*Your instructions*. Below are some records; output all of them exactly.

◆ ◆ ◆ ◆ ◆

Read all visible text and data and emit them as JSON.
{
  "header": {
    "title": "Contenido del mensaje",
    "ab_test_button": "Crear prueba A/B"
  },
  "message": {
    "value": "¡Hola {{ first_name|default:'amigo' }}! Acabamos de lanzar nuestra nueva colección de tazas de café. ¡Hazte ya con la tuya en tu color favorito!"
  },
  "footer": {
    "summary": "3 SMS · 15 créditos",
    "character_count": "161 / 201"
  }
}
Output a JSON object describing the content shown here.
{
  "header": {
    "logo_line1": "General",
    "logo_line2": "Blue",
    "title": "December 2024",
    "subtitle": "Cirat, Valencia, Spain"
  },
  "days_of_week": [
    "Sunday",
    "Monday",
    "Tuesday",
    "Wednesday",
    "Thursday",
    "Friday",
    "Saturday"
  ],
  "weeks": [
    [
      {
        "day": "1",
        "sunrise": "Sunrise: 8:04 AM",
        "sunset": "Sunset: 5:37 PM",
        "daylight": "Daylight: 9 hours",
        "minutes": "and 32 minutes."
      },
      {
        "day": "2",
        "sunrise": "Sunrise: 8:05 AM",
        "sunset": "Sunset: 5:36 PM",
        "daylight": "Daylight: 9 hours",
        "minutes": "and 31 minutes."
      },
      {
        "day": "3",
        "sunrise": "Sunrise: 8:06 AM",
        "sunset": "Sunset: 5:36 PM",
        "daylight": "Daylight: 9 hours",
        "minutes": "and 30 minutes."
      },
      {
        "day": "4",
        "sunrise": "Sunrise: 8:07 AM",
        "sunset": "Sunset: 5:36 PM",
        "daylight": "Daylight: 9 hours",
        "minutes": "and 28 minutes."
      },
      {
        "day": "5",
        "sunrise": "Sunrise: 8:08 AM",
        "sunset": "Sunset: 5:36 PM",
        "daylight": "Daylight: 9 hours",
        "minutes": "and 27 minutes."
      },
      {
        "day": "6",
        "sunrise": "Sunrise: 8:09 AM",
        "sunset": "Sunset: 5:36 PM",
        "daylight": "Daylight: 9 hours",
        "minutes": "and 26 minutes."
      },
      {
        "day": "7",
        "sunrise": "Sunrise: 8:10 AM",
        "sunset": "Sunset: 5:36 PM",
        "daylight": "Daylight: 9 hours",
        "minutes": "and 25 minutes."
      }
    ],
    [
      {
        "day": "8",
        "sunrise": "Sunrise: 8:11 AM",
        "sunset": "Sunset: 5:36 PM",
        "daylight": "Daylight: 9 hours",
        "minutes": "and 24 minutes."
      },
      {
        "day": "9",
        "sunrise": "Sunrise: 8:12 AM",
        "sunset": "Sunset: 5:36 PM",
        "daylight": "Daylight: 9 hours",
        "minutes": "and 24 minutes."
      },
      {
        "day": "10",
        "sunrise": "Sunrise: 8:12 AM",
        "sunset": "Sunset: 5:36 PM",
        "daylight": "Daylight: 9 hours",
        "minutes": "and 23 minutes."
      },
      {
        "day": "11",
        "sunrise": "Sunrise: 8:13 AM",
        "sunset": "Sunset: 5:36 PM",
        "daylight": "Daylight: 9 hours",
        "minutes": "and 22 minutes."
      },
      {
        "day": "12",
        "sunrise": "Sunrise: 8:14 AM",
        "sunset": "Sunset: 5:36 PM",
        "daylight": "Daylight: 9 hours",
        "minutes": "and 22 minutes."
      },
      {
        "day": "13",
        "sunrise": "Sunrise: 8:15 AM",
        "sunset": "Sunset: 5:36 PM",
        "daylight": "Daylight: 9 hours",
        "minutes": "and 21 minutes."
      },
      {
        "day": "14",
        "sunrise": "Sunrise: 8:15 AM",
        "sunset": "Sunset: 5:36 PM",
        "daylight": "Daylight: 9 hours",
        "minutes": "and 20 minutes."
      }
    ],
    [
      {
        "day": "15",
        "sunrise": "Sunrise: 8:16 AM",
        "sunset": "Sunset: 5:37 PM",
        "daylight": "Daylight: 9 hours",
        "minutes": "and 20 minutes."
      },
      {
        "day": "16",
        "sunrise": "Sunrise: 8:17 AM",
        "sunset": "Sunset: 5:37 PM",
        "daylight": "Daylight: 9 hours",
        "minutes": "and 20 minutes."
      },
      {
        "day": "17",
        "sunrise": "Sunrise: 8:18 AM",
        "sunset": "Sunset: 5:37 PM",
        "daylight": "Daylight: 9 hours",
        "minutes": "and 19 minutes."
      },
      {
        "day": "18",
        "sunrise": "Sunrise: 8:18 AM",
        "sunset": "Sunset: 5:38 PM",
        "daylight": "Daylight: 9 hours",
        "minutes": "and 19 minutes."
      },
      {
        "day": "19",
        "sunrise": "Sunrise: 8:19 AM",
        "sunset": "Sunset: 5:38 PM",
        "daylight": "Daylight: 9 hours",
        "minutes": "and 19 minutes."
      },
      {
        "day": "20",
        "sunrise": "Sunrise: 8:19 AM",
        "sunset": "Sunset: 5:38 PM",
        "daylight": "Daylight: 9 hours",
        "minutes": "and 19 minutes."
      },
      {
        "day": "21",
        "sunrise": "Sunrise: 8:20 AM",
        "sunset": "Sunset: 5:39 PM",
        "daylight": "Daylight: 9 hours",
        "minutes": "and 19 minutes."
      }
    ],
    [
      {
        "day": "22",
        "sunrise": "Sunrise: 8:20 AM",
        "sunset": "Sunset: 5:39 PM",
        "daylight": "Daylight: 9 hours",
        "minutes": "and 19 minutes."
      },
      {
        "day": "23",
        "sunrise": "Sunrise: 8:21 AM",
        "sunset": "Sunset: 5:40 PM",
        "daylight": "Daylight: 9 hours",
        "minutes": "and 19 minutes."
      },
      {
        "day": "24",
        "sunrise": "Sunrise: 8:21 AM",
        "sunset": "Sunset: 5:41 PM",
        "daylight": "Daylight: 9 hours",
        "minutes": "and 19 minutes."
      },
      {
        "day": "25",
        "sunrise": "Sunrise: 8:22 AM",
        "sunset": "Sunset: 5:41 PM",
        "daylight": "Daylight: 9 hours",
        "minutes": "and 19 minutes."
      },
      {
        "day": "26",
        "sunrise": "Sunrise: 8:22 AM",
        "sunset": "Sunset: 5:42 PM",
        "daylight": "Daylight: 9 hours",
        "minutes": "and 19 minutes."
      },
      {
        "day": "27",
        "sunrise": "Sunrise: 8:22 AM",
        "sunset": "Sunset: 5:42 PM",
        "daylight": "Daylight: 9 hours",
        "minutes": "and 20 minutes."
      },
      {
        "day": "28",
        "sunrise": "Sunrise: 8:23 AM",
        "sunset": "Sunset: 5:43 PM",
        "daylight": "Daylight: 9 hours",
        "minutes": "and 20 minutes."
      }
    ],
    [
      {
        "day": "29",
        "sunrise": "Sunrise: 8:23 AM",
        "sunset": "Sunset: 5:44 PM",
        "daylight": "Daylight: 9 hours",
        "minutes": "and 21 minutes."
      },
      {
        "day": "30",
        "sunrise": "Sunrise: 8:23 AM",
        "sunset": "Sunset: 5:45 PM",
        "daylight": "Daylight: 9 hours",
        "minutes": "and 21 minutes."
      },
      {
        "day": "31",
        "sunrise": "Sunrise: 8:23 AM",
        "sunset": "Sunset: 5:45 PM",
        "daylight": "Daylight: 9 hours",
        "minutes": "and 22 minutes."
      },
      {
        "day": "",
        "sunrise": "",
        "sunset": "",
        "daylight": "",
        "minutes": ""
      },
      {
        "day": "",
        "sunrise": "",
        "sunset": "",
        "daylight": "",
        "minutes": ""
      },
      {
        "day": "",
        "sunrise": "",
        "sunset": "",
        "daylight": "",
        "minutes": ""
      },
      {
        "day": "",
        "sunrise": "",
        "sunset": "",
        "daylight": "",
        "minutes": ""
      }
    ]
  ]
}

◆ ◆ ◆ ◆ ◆

*Answer to this task*.
Read all visible text and data and emit them as JSON.
{
  "header": {
    "title": "Contenido del mensaje",
    "ab_test_button": "Crear prueba A/B"
  },
  "message": {
    "value": "¡Hola {{ first_name|default:'amigo' }}! Acabamos de lanzar nuestra nueva colección de tazas de café. ¡Hazte ya con la tuya en tu color favorito!"
  },
  "footer": {
    "summary": "3 SMS · 15 créditos",
    "character_count": "161 / 201"
  }
}
Output a JSON object describing the content shown here.
{
  "header": {
    "logo_line1": "General",
    "logo_line2": "Blue",
    "title": "December 2024",
    "subtitle": "Cirat, Valencia, Spain"
  },
  "days_of_week": [
    "Sunday",
    "Monday",
    "Tuesday",
    "Wednesday",
    "Thursday",
    "Friday",
    "Saturday"
  ],
  "weeks": [
    [
      {
        "day": "1",
        "sunrise": "Sunrise: 8:04 AM",
        "sunset": "Sunset: 5:37 PM",
        "daylight": "Daylight: 9 hours",
        "minutes": "and 32 minutes."
      },
      {
        "day": "2",
        "sunrise": "Sunrise: 8:05 AM",
        "sunset": "Sunset: 5:36 PM",
        "daylight": "Daylight: 9 hours",
        "minutes": "and 31 minutes."
      },
      {
        "day": "3",
        "sunrise": "Sunrise: 8:06 AM",
        "sunset": "Sunset: 5:36 PM",
        "daylight": "Daylight: 9 hours",
        "minutes": "and 30 minutes."
      },
      {
        "day": "4",
        "sunrise": "Sunrise: 8:07 AM",
        "sunset": "Sunset: 5:36 PM",
        "daylight": "Daylight: 9 hours",
        "minutes": "and 28 minutes."
      },
      {
        "day": "5",
        "sunrise": "Sunrise: 8:08 AM",
        "sunset": "Sunset: 5:36 PM",
        "daylight": "Daylight: 9 hours",
        "minutes": "and 27 minutes."
      },
      {
        "day": "6",
        "sunrise": "Sunrise: 8:09 AM",
        "sunset": "Sunset: 5:36 PM",
        "daylight": "Daylight: 9 hours",
        "minutes": "and 26 minutes."
      },
      {
        "day": "7",
        "sunrise": "Sunrise: 8:10 AM",
        "sunset": "Sunset: 5:36 PM",
        "daylight": "Daylight: 9 hours",
        "minutes": "and 25 minutes."
      }
    ],
    [
      {
        "day": "8",
        "sunrise": "Sunrise: 8:11 AM",
        "sunset": "Sunset: 5:36 PM",
        "daylight": "Daylight: 9 hours",
        "minutes": "and 24 minutes."
      },
      {
        "day": "9",
        "sunrise": "Sunrise: 8:12 AM",
        "sunset": "Sunset: 5:36 PM",
        "daylight": "Daylight: 9 hours",
        "minutes": "and 24 minutes."
      },
      {
        "day": "10",
        "sunrise": "Sunrise: 8:12 AM",
        "sunset": "Sunset: 5:36 PM",
        "daylight": "Daylight: 9 hours",
        "minutes": "and 23 minutes."
      },
      {
        "day": "11",
        "sunrise": "Sunrise: 8:13 AM",
        "sunset": "Sunset: 5:36 PM",
        "daylight": "Daylight: 9 hours",
        "minutes": "and 22 minutes."
      },
      {
        "day": "12",
        "sunrise": "Sunrise: 8:14 AM",
        "sunset": "Sunset: 5:36 PM",
        "daylight": "Daylight: 9 hours",
        "minutes": "and 22 minutes."
      },
      {
        "day": "13",
        "sunrise": "Sunrise: 8:15 AM",
        "sunset": "Sunset: 5:36 PM",
        "daylight": "Daylight: 9 hours",
        "minutes": "and 21 minutes."
      },
      {
        "day": "14",
        "sunrise": "Sunrise: 8:15 AM",
        "sunset": "Sunset: 5:36 PM",
        "daylight": "Daylight: 9 hours",
        "minutes": "and 20 minutes."
      }
    ],
    [
      {
        "day": "15",
        "sunrise": "Sunrise: 8:16 AM",
        "sunset": "Sunset: 5:37 PM",
        "daylight": "Daylight: 9 hours",
        "minutes": "and 20 minutes."
      },
      {
        "day": "16",
        "sunrise": "Sunrise: 8:17 AM",
        "sunset": "Sunset: 5:37 PM",
        "daylight": "Daylight: 9 hours",
        "minutes": "and 20 minutes."
      },
      {
        "day": "17",
        "sunrise": "Sunrise: 8:18 AM",
        "sunset": "Sunset: 5:37 PM",
        "daylight": "Daylight: 9 hours",
        "minutes": "and 19 minutes."
      },
      {
        "day": "18",
        "sunrise": "Sunrise: 8:18 AM",
        "sunset": "Sunset: 5:38 PM",
        "daylight": "Daylight: 9 hours",
        "minutes": "and 19 minutes."
      },
      {
        "day": "19",
        "sunrise": "Sunrise: 8:19 AM",
        "sunset": "Sunset: 5:38 PM",
        "daylight": "Daylight: 9 hours",
        "minutes": "and 19 minutes."
      },
      {
        "day": "20",
        "sunrise": "Sunrise: 8:19 AM",
        "sunset": "Sunset: 5:38 PM",
        "daylight": "Daylight: 9 hours",
        "minutes": "and 19 minutes."
      },
      {
        "day": "21",
        "sunrise": "Sunrise: 8:20 AM",
        "sunset": "Sunset: 5:39 PM",
        "daylight": "Daylight: 9 hours",
        "minutes": "and 19 minutes."
      }
    ],
    [
      {
        "day": "22",
        "sunrise": "Sunrise: 8:20 AM",
        "sunset": "Sunset: 5:39 PM",
        "daylight": "Daylight: 9 hours",
        "minutes": "and 19 minutes."
      },
      {
        "day": "23",
        "sunrise": "Sunrise: 8:21 AM",
        "sunset": "Sunset: 5:40 PM",
        "daylight": "Daylight: 9 hours",
        "minutes": "and 19 minutes."
      },
      {
        "day": "24",
        "sunrise": "Sunrise: 8:21 AM",
        "sunset": "Sunset: 5:41 PM",
        "daylight": "Daylight: 9 hours",
        "minutes": "and 19 minutes."
      },
      {
        "day": "25",
        "sunrise": "Sunrise: 8:22 AM",
        "sunset": "Sunset: 5:41 PM",
        "daylight": "Daylight: 9 hours",
        "minutes": "and 19 minutes."
      },
      {
        "day": "26",
        "sunrise": "Sunrise: 8:22 AM",
        "sunset": "Sunset: 5:42 PM",
        "daylight": "Daylight: 9 hours",
        "minutes": "and 19 minutes."
      },
      {
        "day": "27",
        "sunrise": "Sunrise: 8:22 AM",
        "sunset": "Sunset: 5:42 PM",
        "daylight": "Daylight: 9 hours",
        "minutes": "and 20 minutes."
      },
      {
        "day": "28",
        "sunrise": "Sunrise: 8:23 AM",
        "sunset": "Sunset: 5:43 PM",
        "daylight": "Daylight: 9 hours",
        "minutes": "and 20 minutes."
      }
    ],
    [
      {
        "day": "29",
        "sunrise": "Sunrise: 8:23 AM",
        "sunset": "Sunset: 5:44 PM",
        "daylight": "Daylight: 9 hours",
        "minutes": "and 21 minutes."
      },
      {
        "day": "30",
        "sunrise": "Sunrise: 8:23 AM",
        "sunset": "Sunset: 5:45 PM",
        "daylight": "Daylight: 9 hours",
        "minutes": "and 21 minutes."
      },
      {
        "day": "31",
        "sunrise": "Sunrise: 8:23 AM",
        "sunset": "Sunset: 5:45 PM",
        "daylight": "Daylight: 9 hours",
        "minutes": "and 22 minutes."
      },
      {
        "day": "",
        "sunrise": "",
        "sunset": "",
        "daylight": "",
        "minutes": ""
      },
      {
        "day": "",
        "sunrise": "",
        "sunset": "",
        "daylight": "",
        "minutes": ""
      },
      {
        "day": "",
        "sunrise": "",
        "sunset": "",
        "daylight": "",
        "minutes": ""
      },
      {
        "day": "",
        "sunrise": "",
        "sunset": "",
        "daylight": "",
        "minutes": ""
      }
    ]
  ]
}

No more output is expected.